What is needed
Could you restate every entry word for word, minus the pictures?

Items from a dataset
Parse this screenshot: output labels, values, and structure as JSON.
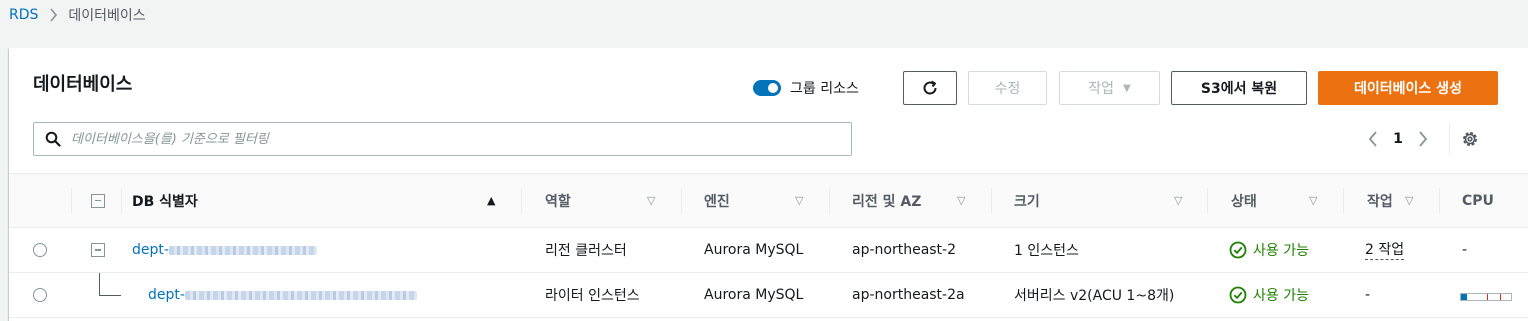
{
  "breadcrumb": {
    "root": "RDS",
    "current": "데이터베이스"
  },
  "panel": {
    "title": "데이터베이스",
    "group_toggle_label": "그룹 리소스",
    "buttons": {
      "modify": "수정",
      "actions": "작업",
      "restore_s3": "S3에서 복원",
      "create": "데이터베이스 생성"
    },
    "search_placeholder": "데이터베이스을(를) 기준으로 필터링",
    "pagination": {
      "page": "1"
    }
  },
  "table": {
    "columns": [
      "DB 식별자",
      "역할",
      "엔진",
      "리전 및 AZ",
      "크기",
      "상태",
      "작업",
      "CPU"
    ],
    "rows": [
      {
        "identifier": "dept-",
        "role": "리전 클러스터",
        "engine": "Aurora MySQL",
        "region": "ap-northeast-2",
        "size": "1 인스턴스",
        "status": "사용 가능",
        "actions": "2 작업",
        "cpu": "-"
      },
      {
        "identifier": "dept-",
        "role": "라이터 인스턴스",
        "engine": "Aurora MySQL",
        "region": "ap-northeast-2a",
        "size": "서버리스 v2(ACU 1~8개)",
        "status": "사용 가능",
        "actions": "-"
      }
    ]
  },
  "colors": {
    "primary": "#ec7211",
    "link": "#0073bb",
    "success": "#1d8102"
  },
  "icons": [
    "chevron-right-icon",
    "refresh-icon",
    "caret-down-icon",
    "search-icon",
    "chevron-left-icon",
    "gear-icon",
    "sort-asc-icon",
    "sort-desc-icon",
    "check-circle-icon",
    "collapse-icon"
  ]
}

Task result
Parse this screenshot: output labels, values, and structure as JSON.
{
  "breadcrumb": {
    "root": "RDS",
    "current": "데이터베이스"
  },
  "panel": {
    "title": "데이터베이스",
    "group_toggle_label": "그룹 리소스",
    "buttons": {
      "modify": "수정",
      "actions": "작업",
      "restore_s3": "S3에서 복원",
      "create": "데이터베이스 생성"
    },
    "search_placeholder": "데이터베이스을(를) 기준으로 필터링",
    "pagination": {
      "page": "1"
    }
  },
  "table": {
    "columns": [
      "DB 식별자",
      "역할",
      "엔진",
      "리전 및 AZ",
      "크기",
      "상태",
      "작업",
      "CPU"
    ],
    "rows": [
      {
        "identifier": "dept-",
        "role": "리전 클러스터",
        "engine": "Aurora MySQL",
        "region": "ap-northeast-2",
        "size": "1 인스턴스",
        "status": "사용 가능",
        "actions": "2 작업",
        "cpu": "-"
      },
      {
        "identifier": "dept-",
        "role": "라이터 인스턴스",
        "engine": "Aurora MySQL",
        "region": "ap-northeast-2a",
        "size": "서버리스 v2(ACU 1~8개)",
        "status": "사용 가능",
        "actions": "-"
      }
    ]
  },
  "colors": {
    "primary": "#ec7211",
    "link": "#0073bb",
    "success": "#1d8102"
  },
  "icons": [
    "chevron-right-icon",
    "refresh-icon",
    "caret-down-icon",
    "search-icon",
    "chevron-left-icon",
    "gear-icon",
    "sort-asc-icon",
    "sort-desc-icon",
    "check-circle-icon",
    "collapse-icon"
  ]
}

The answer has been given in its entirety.